Throughout the week, many of us walked the short distance to St Mary's church for morning prayer. The chirping of sparrows flying to and from their nests between the stones of the church wall making a lovely prelude to our time of worship. On the final morning, Sam (curate as well as one of our Marygate hosts) said a special prayer for those who were leaving the island as a blessing to see us on our way. We bade farewell to our hosts Don & Sam, thanking them for their hospitality and some excellent meals. It was finally time for our pilgrim group to leave the island, eventually making for London, Southampton, Bristol and Florida - although everyone was taking the opportunity to stop somewhere else or visit friends. In my case, it was a couple of hours in Durham for my first visit to the Cathedral. This was, appropriately, the place where those monks ended up after carrying Cuthbert's coffin for seven years - a journey which took me less than two hours. Cuthbert's elaborate shrine behind the High Altar was destroyed in the Reformation, later replaced by a simple marble slab inscribed 'Cuthbertus' which is surely more fitting to the saint's lifestyle. Despite there being quite a few visitors, I had a few moments alone at the shrine to reflect on the past week. If in Durham, the Cathedral's "Treasures of St Cuthbert" exhibition is a must, containing his original 7th century coffin, his gold and garnet pectoral cross, the portable altar & ivory comb placed in his coffin, and embroidered Anglo-Saxon vestments gifted to his shrine. If you cant get there in person this YouTube video is the next best thing

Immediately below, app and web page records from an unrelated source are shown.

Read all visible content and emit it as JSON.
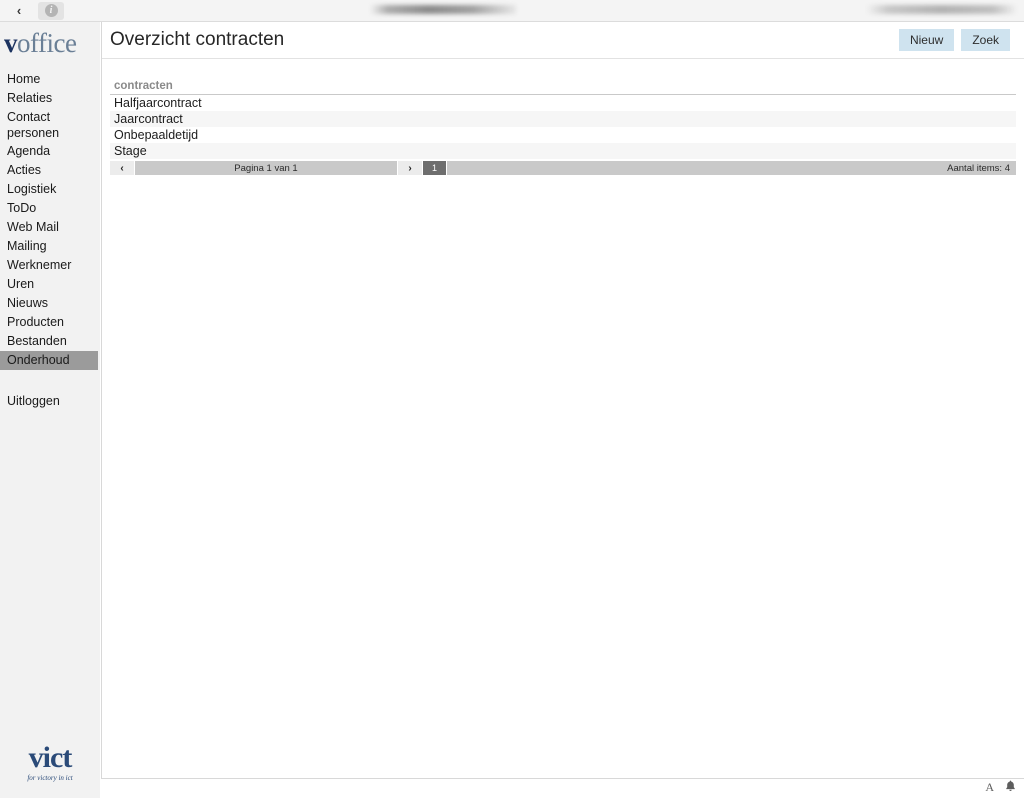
{
  "browser_chrome": {
    "back_icon": "chevron-left-icon",
    "info_icon": "info-icon",
    "info_glyph": "i",
    "back_glyph": "‹",
    "address_text_redacted": "",
    "right_text_redacted": ""
  },
  "sidebar": {
    "logo": {
      "part_bold": "v",
      "part_light": "office"
    },
    "items": [
      {
        "label": "Home",
        "selected": false
      },
      {
        "label": "Relaties",
        "selected": false
      },
      {
        "label": "Contact personen",
        "selected": false
      },
      {
        "label": "Agenda",
        "selected": false
      },
      {
        "label": "Acties",
        "selected": false
      },
      {
        "label": "Logistiek",
        "selected": false
      },
      {
        "label": "ToDo",
        "selected": false
      },
      {
        "label": "Web Mail",
        "selected": false
      },
      {
        "label": "Mailing",
        "selected": false
      },
      {
        "label": "Werknemer",
        "selected": false
      },
      {
        "label": "Uren",
        "selected": false
      },
      {
        "label": "Nieuws",
        "selected": false
      },
      {
        "label": "Producten",
        "selected": false
      },
      {
        "label": "Bestanden",
        "selected": false
      },
      {
        "label": "Onderhoud",
        "selected": true
      }
    ],
    "logout_label": "Uitloggen",
    "footer_logo": {
      "text": "vict",
      "tagline": "for victory in ict"
    }
  },
  "header": {
    "title": "Overzicht contracten",
    "buttons": [
      {
        "label": "Nieuw",
        "name": "new-button"
      },
      {
        "label": "Zoek",
        "name": "search-button"
      }
    ]
  },
  "table": {
    "columns": [
      "contracten"
    ],
    "rows": [
      [
        "Halfjaarcontract"
      ],
      [
        "Jaarcontract"
      ],
      [
        "Onbepaaldetijd"
      ],
      [
        "Stage"
      ]
    ]
  },
  "pagination": {
    "prev_glyph": "‹",
    "next_glyph": "›",
    "page_label": "Pagina 1 van 1",
    "current_page": "1",
    "count_label": "Aantal items: 4"
  },
  "status_bar": {
    "text_size_glyph": "A",
    "bell_glyph": "🔔"
  },
  "colors": {
    "accent_button": "#cfe3ef",
    "selected_nav": "#9b9b9b",
    "logo_dark": "#1d3461",
    "logo_light": "#6a7f96",
    "row_alt": "#f6f6f6"
  }
}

Covid had changed the way that Marygate House was operating, so thanks to Steve for making last minute changes which ensured that our visit, although shortened and with less people, could go ahead.